Like the U.S. health-care system, the New York Giants, and Instagram’s algorithm (why can’t I just see stuff in reverse-chronological order?), there is another part of American life that is profoundly broken. The good news is it can be fixed without spending billions of dollars or putting Americans in harm’s way. The only cost will be to the ratings of NBC’s “Dateline.”
We need to move the Super Bowl to Saturday night.
(Editor’s note: I wrote an updated, and data-enhanced, version of the argument for the Vice site Tonic in 2018.)
Why move it, you ask? From the business side, the game is pure, swim-in-a-Olympic-sized-poolful-of-money spectacle and success. More than 111 million people watched New England edge Atlanta last year—down just a bit from the record 114 million three years ago. A 30-second spot on this year’s broadcast will run advertisers as much as four-and-a-half million dollars. In short, it’s the best idea anyone has ever had that wasn’t the wheel, indoor plumbing, or Kyrie Irving leaving Cleveland.
But on this side of the looking glass — that is, to those of us watching or, more precisely, waiting to watch the Super Bowl — the view is much different.
The game starts late (6:40 p.m. ET), runs late, keeps the kids up late — or even worse, sends sports-loving kids to bed without resolution. (What is this — baseball!?!) If you plan on throwing The Ultimate Super Bowl Party, it’ll involve the kinds of food and drink that could use a good day to work through the system. It comes on Sunday night, which makes this a slightly more enthusiastic, gluttonous version of an Oscars party.
Exactly. You see my point.
Worst of all, Monday morning always looms over the Super Bowl. Put your hand in the air if you spent the second half of last year’s game preoccupied by that Monday morning presentation for your boss — or the first half of your Monday workday in the men’s room, revisiting the Super Bowl spread. This is bad for a) your enjoyment of the game, b) your continued employment, or c) both.

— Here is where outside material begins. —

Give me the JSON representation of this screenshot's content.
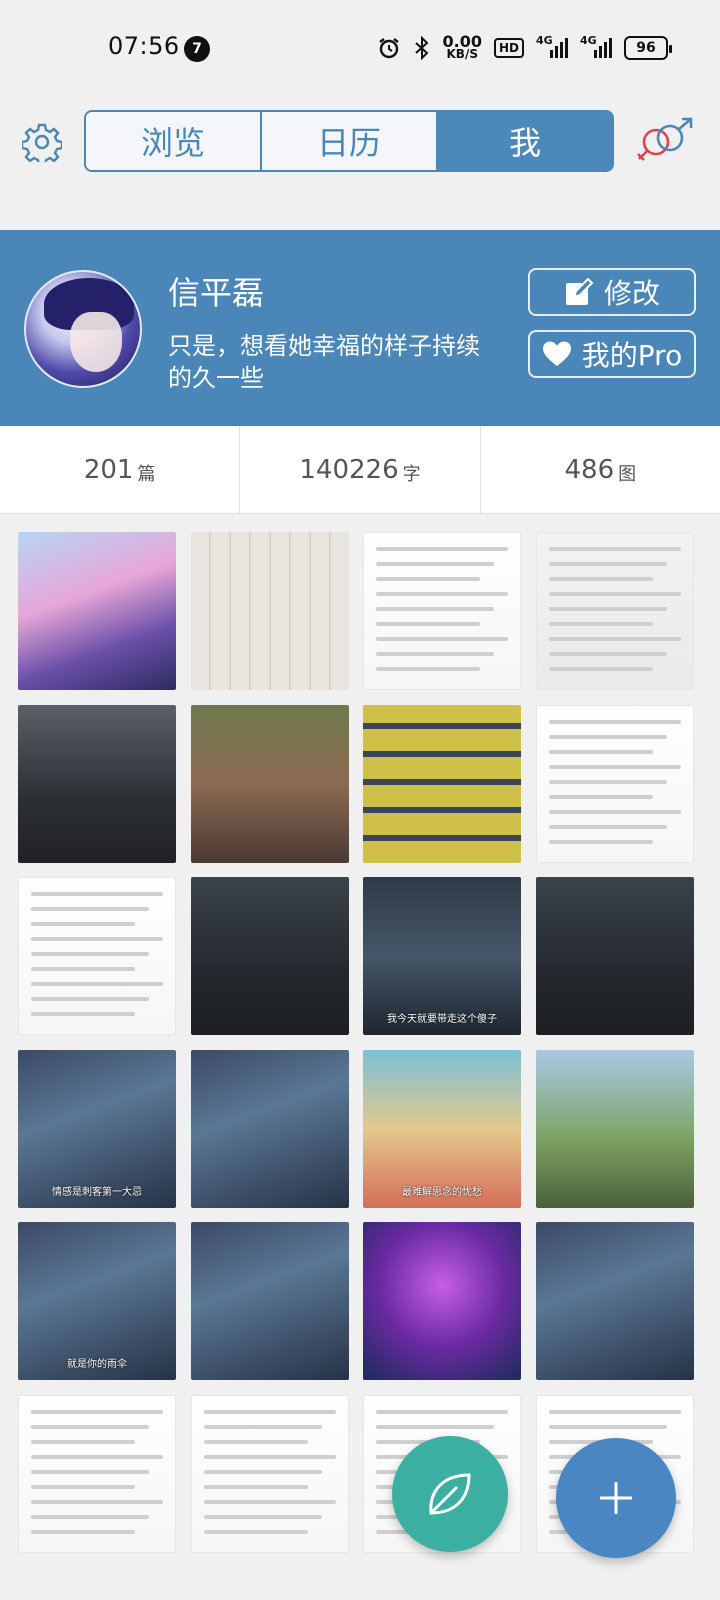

We could just make Monday a holiday, but that’s a more complicated solution — and would involve the government and your HR department. It might take decades. Moving to Saturday doesn’t screw up anything but a bunch of VIP parties in the host city and force CBS to move Super Bowl’s “Greatest Commercials All-Star Countdown” to Friday — or Hulu. It makes the Super Bowl the opening act for a truly awesome party night, a night that makes New Year’s Eve pale in comparison. It makes it a truly Super Saturday.